Page and application data records
▬▬▬▬▬▬
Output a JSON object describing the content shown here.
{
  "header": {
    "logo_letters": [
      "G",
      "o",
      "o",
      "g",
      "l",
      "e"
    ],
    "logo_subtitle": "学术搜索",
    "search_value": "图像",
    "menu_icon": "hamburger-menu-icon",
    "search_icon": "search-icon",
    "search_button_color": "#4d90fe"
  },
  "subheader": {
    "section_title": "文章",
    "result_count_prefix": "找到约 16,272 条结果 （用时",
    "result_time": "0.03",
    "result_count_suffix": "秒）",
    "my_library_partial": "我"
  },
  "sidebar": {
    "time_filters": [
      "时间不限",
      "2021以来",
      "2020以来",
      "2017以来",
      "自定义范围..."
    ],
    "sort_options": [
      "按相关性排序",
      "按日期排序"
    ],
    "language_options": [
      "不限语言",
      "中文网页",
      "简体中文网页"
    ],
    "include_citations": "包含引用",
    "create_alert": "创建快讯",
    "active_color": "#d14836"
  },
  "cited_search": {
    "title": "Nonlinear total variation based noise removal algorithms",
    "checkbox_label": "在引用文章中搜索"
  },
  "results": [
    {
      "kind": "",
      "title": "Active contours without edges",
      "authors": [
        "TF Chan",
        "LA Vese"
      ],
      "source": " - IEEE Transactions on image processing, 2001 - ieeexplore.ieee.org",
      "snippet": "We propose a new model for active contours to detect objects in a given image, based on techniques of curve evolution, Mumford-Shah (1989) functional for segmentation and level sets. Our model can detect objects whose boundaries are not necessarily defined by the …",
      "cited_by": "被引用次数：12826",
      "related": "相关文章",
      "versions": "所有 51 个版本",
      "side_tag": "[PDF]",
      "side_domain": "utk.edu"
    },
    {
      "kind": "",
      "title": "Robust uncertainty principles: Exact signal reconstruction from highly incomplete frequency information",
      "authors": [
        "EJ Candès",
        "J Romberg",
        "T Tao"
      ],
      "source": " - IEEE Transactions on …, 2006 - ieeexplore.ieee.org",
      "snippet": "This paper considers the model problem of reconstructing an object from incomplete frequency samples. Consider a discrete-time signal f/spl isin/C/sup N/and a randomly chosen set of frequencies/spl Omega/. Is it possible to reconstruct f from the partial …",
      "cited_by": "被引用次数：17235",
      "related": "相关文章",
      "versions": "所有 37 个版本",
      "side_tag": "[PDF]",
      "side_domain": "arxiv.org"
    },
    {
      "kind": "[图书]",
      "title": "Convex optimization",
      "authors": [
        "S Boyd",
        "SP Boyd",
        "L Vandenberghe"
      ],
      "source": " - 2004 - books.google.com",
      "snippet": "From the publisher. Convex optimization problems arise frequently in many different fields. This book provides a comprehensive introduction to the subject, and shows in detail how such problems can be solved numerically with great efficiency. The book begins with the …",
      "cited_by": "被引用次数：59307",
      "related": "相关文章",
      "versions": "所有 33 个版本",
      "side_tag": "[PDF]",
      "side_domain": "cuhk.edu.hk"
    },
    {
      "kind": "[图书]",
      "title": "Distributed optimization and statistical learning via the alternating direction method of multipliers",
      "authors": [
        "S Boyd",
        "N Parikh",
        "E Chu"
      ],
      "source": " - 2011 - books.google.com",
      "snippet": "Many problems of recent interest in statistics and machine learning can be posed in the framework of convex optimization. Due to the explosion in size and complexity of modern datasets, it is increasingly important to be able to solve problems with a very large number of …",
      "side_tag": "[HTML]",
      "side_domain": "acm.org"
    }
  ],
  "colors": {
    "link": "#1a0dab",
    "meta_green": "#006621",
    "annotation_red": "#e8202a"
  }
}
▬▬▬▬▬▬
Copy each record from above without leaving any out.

**Solution:**
Output a JSON object describing the content shown here.
{
  "header": {
    "logo_letters": [
      "G",
      "o",
      "o",
      "g",
      "l",
      "e"
    ],
    "logo_subtitle": "学术搜索",
    "search_value": "图像",
    "menu_icon": "hamburger-menu-icon",
    "search_icon": "search-icon",
    "search_button_color": "#4d90fe"
  },
  "subheader": {
    "section_title": "文章",
    "result_count_prefix": "找到约 16,272 条结果 （用时",
    "result_time": "0.03",
    "result_count_suffix": "秒）",
    "my_library_partial": "我"
  },
  "sidebar": {
    "time_filters": [
      "时间不限",
      "2021以来",
      "2020以来",
      "2017以来",
      "自定义范围..."
    ],
    "sort_options": [
      "按相关性排序",
      "按日期排序"
    ],
    "language_options": [
      "不限语言",
      "中文网页",
      "简体中文网页"
    ],
    "include_citations": "包含引用",
    "create_alert": "创建快讯",
    "active_color": "#d14836"
  },
  "cited_search": {
    "title": "Nonlinear total variation based noise removal algorithms",
    "checkbox_label": "在引用文章中搜索"
  },
  "results": [
    {
      "kind": "",
      "title": "Active contours without edges",
      "authors": [
        "TF Chan",
        "LA Vese"
      ],
      "source": " - IEEE Transactions on image processing, 2001 - ieeexplore.ieee.org",
      "snippet": "We propose a new model for active contours to detect objects in a given image, based on techniques of curve evolution, Mumford-Shah (1989) functional for segmentation and level sets. Our model can detect objects whose boundaries are not necessarily defined by the …",
      "cited_by": "被引用次数：12826",
      "related": "相关文章",
      "versions": "所有 51 个版本",
      "side_tag": "[PDF]",
      "side_domain": "utk.edu"
    },
    {
      "kind": "",
      "title": "Robust uncertainty principles: Exact signal reconstruction from highly incomplete frequency information",
      "authors": [
        "EJ Candès",
        "J Romberg",
        "T Tao"
      ],
      "source": " - IEEE Transactions on …, 2006 - ieeexplore.ieee.org",
      "snippet": "This paper considers the model problem of reconstructing an object from incomplete frequency samples. Consider a discrete-time signal f/spl isin/C/sup N/and a randomly chosen set of frequencies/spl Omega/. Is it possible to reconstruct f from the partial …",
      "cited_by": "被引用次数：17235",
      "related": "相关文章",
      "versions": "所有 37 个版本",
      "side_tag": "[PDF]",
      "side_domain": "arxiv.org"
    },
    {
      "kind": "[图书]",
      "title": "Convex optimization",
      "authors": [
        "S Boyd",
        "SP Boyd",
        "L Vandenberghe"
      ],
      "source": " - 2004 - books.google.com",
      "snippet": "From the publisher. Convex optimization problems arise frequently in many different fields. This book provides a comprehensive introduction to the subject, and shows in detail how such problems can be solved numerically with great efficiency. The book begins with the …",
      "cited_by": "被引用次数：59307",
      "related": "相关文章",
      "versions": "所有 33 个版本",
      "side_tag": "[PDF]",
      "side_domain": "cuhk.edu.hk"
    },
    {
      "kind": "[图书]",
      "title": "Distributed optimization and statistical learning via the alternating direction method of multipliers",
      "authors": [
        "S Boyd",
        "N Parikh",
        "E Chu"
      ],
      "source": " - 2011 - books.google.com",
      "snippet": "Many problems of recent interest in statistics and machine learning can be posed in the framework of convex optimization. Due to the explosion in size and complexity of modern datasets, it is increasingly important to be able to solve problems with a very large number of …",
      "side_tag": "[HTML]",
      "side_domain": "acm.org"
    }
  ],
  "colors": {
    "link": "#1a0dab",
    "meta_green": "#006621",
    "annotation_red": "#e8202a"
  }
}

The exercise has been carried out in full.